Ybarra Jr.'s drawings and etchings are introduced by some of The Huntington's Albrecht Dürer engravings and 15th- and 16th-century illuminated biblical manuscripts, masterly testaments to the rituals of a daily arts practice. They signal a return to the hand's work in making art—a turn away from highly conceptual trends in which artists outsource the labor of implementation to a team of interns and manufacturers. That's not to say that the manual labor of craft isn't cerebral, or that it doesn't engage deeply with philosophical questions. Riffing off monks' manuscripts created centuries ago, Ybarra Jr. reframes questions of good and evil, using the vocabulary and iconography of urban Chicano culture by referencing such cultural figures as Selena (the beloved Mexican American, Tex-Mex martyr), as well as Pablo Escobar and El Chapo, two of the most admired, fetishized, and despised drug lords of all time.
Mario Ybarra Jr., It’s Okay 2 Slay, 2018. Marker and acrylic paint on paper, 11 x 14 in. Courtesy of the artist.
But Ybarra Jr.'s drawings are also preoccupied with other concerns more pertinent to our modern, hyper-capitalist times.
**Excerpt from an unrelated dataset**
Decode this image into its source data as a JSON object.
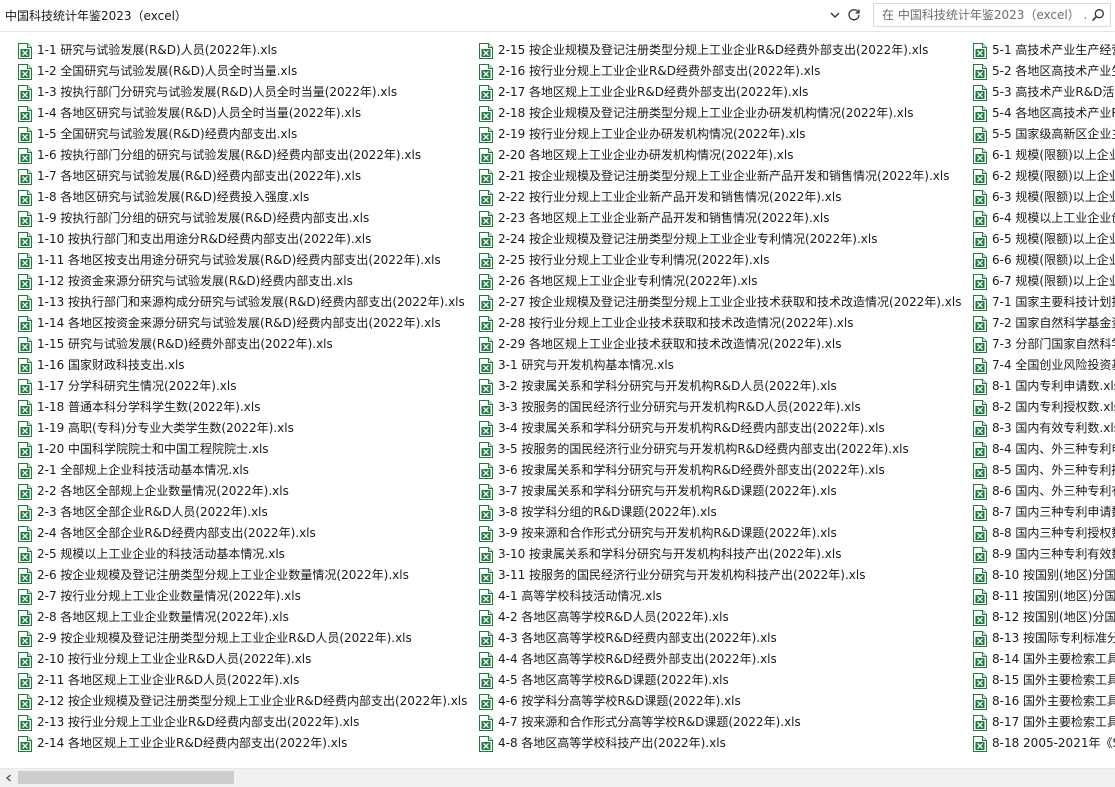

In "Stacks of Bread," the artist depicts a fat stack of cash bills, for example. While, abstractly, our general culture recognizes that money is power, for people in poor and working-class communities, hustling day to day to make money, a stack of cash directly translates to bread—the difference between having a day's meal or not.
People of color have always played an essential role in California and U.S. history, not just for their raw manual labor, but also for their intellectual and cultural contributions. For them and others in this context, rituals of labor are, perhaps, more than anything, acts of survival. "Rituals of Labor and Engagement" is an intimate testament to this endurance.
“Rituals of Labor and Engagement: Carolina Caycedo and Mario Ybarra Jr.” is on view in the Susan and Stephen Chandler Wing of the Virginia Steele Scott Galleries of American Art through Feb. 25, 2019. Photo by Deborah Miller.
You can watch a video about the exhibition and artists on YouTube.
You can listen to a musical play-list to accompany the exhibition, selected by participating artist Carolina Caycedo and her performers, on Spotify. (A free Spotify account is required to access this playlist.
Generous support for this exhibition is provided by Terri and Jerry Kohl and family, the Philip and Muriel Berman Foundation, and the WHH Foundation.
Carribean Fragoza is a freelance journalist who writes about art in Southern California.